Location: Ridgefield NWR, Blind 6
Conditions: 39 degrees and light fog in the morning, warmer and partly cloudy in afternoon with breeze of 5-10 mph
Birds Taken: 0
Typical of a mid-week hunt, work schedules get in the way of hunting. Roman was unable to pull away for the day to hunt. I reached out to another friend and he too had to work. So I was on my own to “bring home the ducks. “
As I prepared for the hunt, I noticed with the recent time change, sunrise was earlier, which means check in is earlier and getting out of bed seems much earlier. My alarm went off at 3:50 a.m., sharp.
As I start my fourth year of duck hunting, I have to say we have had pretty good luck getting a blind with the lottery system when standby hunting at the Ridgefield Refuge. Unfortunately, that luck ran out this Tuesday morning. Too many hunters, not enough blinds. All totaled, three groups were turned away after all the blinds were selected. We were put on a list and could return at 10 a.m. and await the availability of a blind as hunters complete their morning hunts and return to the check station.
So I grabbed a couple hours of sleep and returned for the 10 a.m. draw. One group of hunters had returned and had bagged 3 ducks. Not very promising but better than sitting in the parking lot not knowing how long I might have to wait for another blind. I took Blind 6 and was pretty optimistic of my chances. From mine and Roman’s previous hunt, water levels seemed to be an issue and I knew Blind 6 had a nice open body of water. So far this season, the number of ducks taken from Blind 6 seemed to be above average from years past. This was my first opportunity to hunt Blind 6 and I always look forward to hunting a blind for the first time.
I was happy with the camouflage around the blind itself. There was some taller grass around the pit blind and I felt well concealed. I packed in two dozen decoys and placed them vertically to the right and left of the blind in almost a “V” pattern. I left what I hoped to be a large landing zone in the middle, directly in front of the blind.
I noticed during the hike in and the set up that the refuge seemed unusually quiet.

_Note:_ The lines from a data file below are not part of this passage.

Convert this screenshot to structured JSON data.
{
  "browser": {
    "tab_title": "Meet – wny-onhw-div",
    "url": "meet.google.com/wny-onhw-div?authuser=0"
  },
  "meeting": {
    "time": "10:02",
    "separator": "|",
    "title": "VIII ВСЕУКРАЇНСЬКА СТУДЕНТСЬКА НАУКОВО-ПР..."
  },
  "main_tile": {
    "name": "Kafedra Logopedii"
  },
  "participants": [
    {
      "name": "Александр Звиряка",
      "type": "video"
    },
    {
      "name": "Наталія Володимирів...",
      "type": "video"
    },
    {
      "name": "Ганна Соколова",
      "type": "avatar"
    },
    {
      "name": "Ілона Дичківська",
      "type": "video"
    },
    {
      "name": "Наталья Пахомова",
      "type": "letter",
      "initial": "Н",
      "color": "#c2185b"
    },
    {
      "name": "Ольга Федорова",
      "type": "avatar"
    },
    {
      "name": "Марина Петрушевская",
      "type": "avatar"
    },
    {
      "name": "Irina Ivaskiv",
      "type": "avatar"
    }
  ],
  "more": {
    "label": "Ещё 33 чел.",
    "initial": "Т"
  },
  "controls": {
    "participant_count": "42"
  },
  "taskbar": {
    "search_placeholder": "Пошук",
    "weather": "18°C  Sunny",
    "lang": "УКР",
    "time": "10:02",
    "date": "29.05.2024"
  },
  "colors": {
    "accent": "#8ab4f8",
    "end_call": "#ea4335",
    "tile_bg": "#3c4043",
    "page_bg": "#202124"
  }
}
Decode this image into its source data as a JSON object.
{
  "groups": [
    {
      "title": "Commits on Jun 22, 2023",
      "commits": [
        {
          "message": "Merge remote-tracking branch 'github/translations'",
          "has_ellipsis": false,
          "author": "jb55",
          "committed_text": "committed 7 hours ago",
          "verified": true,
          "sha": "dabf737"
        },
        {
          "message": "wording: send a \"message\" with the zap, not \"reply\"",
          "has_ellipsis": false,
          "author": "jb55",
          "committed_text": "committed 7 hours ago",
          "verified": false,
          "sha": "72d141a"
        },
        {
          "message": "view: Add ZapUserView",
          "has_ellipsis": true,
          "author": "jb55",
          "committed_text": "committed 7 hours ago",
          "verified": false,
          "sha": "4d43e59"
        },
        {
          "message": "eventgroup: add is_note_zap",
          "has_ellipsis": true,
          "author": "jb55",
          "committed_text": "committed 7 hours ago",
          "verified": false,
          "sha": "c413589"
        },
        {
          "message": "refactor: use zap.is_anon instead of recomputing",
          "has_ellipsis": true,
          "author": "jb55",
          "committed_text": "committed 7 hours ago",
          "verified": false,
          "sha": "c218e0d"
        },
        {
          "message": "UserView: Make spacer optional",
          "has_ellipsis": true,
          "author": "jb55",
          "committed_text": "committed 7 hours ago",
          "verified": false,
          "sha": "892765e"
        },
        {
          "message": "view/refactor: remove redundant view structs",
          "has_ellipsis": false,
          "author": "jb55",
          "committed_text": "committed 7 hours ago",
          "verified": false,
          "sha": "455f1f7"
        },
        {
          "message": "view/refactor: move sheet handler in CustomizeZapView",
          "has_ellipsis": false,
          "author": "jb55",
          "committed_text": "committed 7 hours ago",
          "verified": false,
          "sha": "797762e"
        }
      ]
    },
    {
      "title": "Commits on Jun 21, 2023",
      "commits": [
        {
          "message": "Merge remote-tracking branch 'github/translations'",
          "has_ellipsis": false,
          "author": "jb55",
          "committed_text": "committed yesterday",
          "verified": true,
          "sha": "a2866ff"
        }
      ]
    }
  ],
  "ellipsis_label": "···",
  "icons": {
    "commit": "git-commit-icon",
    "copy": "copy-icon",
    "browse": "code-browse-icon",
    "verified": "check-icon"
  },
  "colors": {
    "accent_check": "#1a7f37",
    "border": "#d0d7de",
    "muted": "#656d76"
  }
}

Not a lot of shooting from any of the blinds. Within 20 minutes, I had my first two ducks circling low. They actually flew in below the tree line and I did not see them until one was landing in the middle of the left side of deeks. This pair were shovelers and from my experience they often fly in low and land with little warning. The second shoveler landed in the next pond over near Blind 5.
My shoveler swam out of the back of the decoy spread and it appeared I lost my opportunity. I heard the duck occasionally giving a single quack. I started answering it with a single quack and it turned and slowly swam in my direction. I tried to work it for about 10 minutes and attempted a 40 yard shot but missed. There was no wind at the time and the duck flew directly away from me and did not give me another shot.
Little did I know, those were the only ducks I would see the rest of the day. I felt like I had good open water and a good decoy spread. I even had a light breeze start up at about noon that lasted the rest of the afternoon. The ducks just weren’t flying. I learned the whole refuge was slow that day in comparison to other days this season.
During the afternoon I got the chance to watch a coyote for nearly an hour. It soaked up some sun and then hunted a few snacks in the field between Blind 6 and Blind 7. I also watched two bald eagles and buck from my blind. I look forward to the opening of goose season on November 14th as I saw hundreds of geese fly right over the blind. While the duck hunting was slow this day, the wildlife viewing was good.